VP 622 Brake Fluid

What Does Brake Fluid Do?

What is brake fluid and what does it do? Brake fluid is one of the most overlooked performance parts within a braking system. Whether you’re driving to work or enjoying a day on the track, the most important mechanical system in your car or powersport vehicle may be your brakes.

The chief purpose of brake fluid is to convert brake pedal pressure into stopping power while remaining stable in a variety of conditions. To illustrate, when the brake calipers (and the fluid reaching them) get hot, the fluid will often boil. The boiling process produces gas, which is more compressible than the fluid. Consequently, it leaves you with both a soft, spongy brake pedal feel and a longer travel time when applying the brakes. It can be a very unsettling feeling, not to mention unsafe.

Additionally, brake fluid is hygroscopic. In other words, it absorbs moisture from the atmosphere. This takes place over a period of time. When the fluid contains water, it starts to boil with less heat. Because brake rotors and brake calipers generate an exorbitant amount of heat, brake fluid must have a high heat tolerance. Otherwise, the fluid would simply vaporize inside your brake lines and create a dangerous situation because your brake system will not function properly.

Brake pad and rotor

Dot 3 vs. Dot 4 Fluid (and don’t forget Dot 5)

The US Department of Transportation (DOT) established specifications defining several properties to which brake fluid must adhere. Those specifications relate to the boiling point of the fluid (both dry and wet), how viscous (flowable) the fluid is, and the stability of the fluid at high temperatures, among other properties. Dry boiling point refers to when the fluid is new (0% water), while wet boiling point refers to when the water content in the fluid reaches 3.7%.

The most common fluid for brakes is DOT 3, and it is primarily glycol ether. DOT 4 is also glycol ether-based, but it has borate esters added to increase the boiling points. They manufacture DOT 5 fluid using silicone, which does not absorb water.

Fluid Classifications

Dry Boiling Point Wet Boiling Point
DOT 3 205o C / 401o F 140o C / 284o F
DOT 4 230o C / 446o F 155o C / 311o F
DOT 5 260o C / 500o F 180o C / 356o F
DOT 5.1 270o C / 518o F 190o C / 374o F


Source: Federal Motor Vehicle Safety Standard No. 116, Motor Vehicle Brake Fluids (49 CFR 571.116)

Dodge Challenger high performance car

How Often Should You Change the Fluid?

Maintaining your fluid via regularly scheduled service replacement intervals is important. Performance will decline as the fluid ages. Brake bleeding intervals heavily depend on vehicle use and the type of fluid being used.

For a street car, where a balance of performance and affordability may be important, consider bleeding your brakes and replacing the fluid once per year.

For a combination street and track car, the brake priorities change.
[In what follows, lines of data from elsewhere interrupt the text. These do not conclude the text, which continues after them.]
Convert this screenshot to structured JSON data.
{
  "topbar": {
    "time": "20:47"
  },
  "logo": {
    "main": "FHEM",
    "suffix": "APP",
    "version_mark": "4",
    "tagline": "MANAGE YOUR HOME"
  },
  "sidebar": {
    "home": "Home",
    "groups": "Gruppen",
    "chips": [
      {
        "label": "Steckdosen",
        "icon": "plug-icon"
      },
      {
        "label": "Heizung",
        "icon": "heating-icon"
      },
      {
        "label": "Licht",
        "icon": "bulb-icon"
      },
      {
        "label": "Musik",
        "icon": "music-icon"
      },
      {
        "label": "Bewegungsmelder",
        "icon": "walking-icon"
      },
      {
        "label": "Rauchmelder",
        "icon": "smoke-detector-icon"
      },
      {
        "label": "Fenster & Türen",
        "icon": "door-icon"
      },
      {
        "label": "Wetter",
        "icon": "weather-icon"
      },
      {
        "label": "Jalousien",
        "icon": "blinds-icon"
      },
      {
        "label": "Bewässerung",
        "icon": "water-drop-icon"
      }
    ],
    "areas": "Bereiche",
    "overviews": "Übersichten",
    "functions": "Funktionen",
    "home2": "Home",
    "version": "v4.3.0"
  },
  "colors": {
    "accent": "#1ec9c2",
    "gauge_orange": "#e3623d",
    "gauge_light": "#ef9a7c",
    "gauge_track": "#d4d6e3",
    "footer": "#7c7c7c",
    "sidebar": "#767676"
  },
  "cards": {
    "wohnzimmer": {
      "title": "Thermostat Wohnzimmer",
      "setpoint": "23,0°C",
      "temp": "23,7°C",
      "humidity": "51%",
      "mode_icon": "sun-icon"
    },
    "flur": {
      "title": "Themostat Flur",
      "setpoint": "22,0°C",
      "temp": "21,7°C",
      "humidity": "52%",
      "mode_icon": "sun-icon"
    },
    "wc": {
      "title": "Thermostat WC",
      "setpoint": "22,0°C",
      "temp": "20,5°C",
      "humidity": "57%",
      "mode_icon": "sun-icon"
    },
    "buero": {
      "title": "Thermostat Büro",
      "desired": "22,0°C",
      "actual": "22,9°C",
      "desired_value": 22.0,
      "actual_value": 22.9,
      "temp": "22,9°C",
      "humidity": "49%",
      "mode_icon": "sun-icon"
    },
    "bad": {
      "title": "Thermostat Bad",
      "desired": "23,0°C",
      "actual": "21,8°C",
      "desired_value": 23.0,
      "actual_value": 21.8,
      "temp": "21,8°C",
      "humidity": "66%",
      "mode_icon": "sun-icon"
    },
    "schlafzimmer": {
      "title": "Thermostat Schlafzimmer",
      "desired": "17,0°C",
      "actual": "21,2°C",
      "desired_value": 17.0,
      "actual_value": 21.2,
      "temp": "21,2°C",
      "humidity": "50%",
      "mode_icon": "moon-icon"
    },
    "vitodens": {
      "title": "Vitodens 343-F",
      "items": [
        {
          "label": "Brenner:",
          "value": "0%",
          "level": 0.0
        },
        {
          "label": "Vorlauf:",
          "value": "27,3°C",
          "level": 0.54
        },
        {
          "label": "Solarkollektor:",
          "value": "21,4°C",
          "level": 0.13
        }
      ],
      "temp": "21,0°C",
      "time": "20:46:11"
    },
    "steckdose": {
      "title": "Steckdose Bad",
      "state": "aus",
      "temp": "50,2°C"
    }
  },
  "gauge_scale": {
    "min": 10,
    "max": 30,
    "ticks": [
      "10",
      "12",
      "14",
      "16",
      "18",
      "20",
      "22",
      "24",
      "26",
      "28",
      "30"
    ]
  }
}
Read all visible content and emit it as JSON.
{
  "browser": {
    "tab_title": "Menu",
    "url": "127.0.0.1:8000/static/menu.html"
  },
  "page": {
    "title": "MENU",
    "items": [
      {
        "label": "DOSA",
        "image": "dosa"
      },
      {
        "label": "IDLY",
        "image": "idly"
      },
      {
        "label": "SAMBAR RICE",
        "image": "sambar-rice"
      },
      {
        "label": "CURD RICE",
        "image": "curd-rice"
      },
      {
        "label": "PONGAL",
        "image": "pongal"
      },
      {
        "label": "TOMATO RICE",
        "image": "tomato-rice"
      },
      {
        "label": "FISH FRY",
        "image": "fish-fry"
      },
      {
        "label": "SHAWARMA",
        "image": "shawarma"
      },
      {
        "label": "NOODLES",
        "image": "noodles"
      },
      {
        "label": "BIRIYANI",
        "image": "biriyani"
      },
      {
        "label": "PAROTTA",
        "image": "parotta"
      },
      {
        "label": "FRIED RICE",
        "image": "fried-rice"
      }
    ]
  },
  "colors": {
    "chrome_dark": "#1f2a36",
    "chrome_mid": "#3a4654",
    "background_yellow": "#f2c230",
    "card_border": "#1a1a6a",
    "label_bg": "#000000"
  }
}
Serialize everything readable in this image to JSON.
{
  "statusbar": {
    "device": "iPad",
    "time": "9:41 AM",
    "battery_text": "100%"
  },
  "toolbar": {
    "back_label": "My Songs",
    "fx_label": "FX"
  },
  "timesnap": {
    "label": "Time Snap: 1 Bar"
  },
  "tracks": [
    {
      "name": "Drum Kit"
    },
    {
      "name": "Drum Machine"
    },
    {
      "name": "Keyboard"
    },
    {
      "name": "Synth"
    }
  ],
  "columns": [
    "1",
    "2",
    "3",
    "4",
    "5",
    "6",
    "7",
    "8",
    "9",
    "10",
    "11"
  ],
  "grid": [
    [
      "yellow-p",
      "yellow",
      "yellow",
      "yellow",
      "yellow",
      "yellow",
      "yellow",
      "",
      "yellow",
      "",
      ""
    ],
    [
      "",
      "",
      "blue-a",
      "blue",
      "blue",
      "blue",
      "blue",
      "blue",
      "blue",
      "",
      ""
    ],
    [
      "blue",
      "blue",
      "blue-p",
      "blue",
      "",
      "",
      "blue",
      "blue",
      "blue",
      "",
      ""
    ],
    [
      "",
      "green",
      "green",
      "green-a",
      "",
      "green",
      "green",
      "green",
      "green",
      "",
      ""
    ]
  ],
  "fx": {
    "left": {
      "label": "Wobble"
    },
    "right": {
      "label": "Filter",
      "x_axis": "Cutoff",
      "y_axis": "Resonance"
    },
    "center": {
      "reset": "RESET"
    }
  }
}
Therefore, a fluid with low compressibility becomes important to maintain a consistent pedal feel. A high dry boiling point is also important for performance under sustained track sessions. For track use, it is recommended that you bleed the brake calipers after each weekend and replace the fluid.

What Kind of Brake Fluid Do I Need?

For a race car, you want a a fluid with high lubricity, dry boiling point (above 600o F), and low compressibility for maximum stopping power and resistance to brake fade.

The experts at VP Racing Fuels design a high-performance, fully synthetic Dot 4 brake fluid. We formulate it for the demands of automobile and powersports racing. In addition, you can use it on the street in extreme performance vehicles. It’s fully synthetic and maintains stability under high temperatures, resists vapor lock and fade, and delivers one of the highest wet boiling points of any DOT 4 fluid (399 o F) on the market.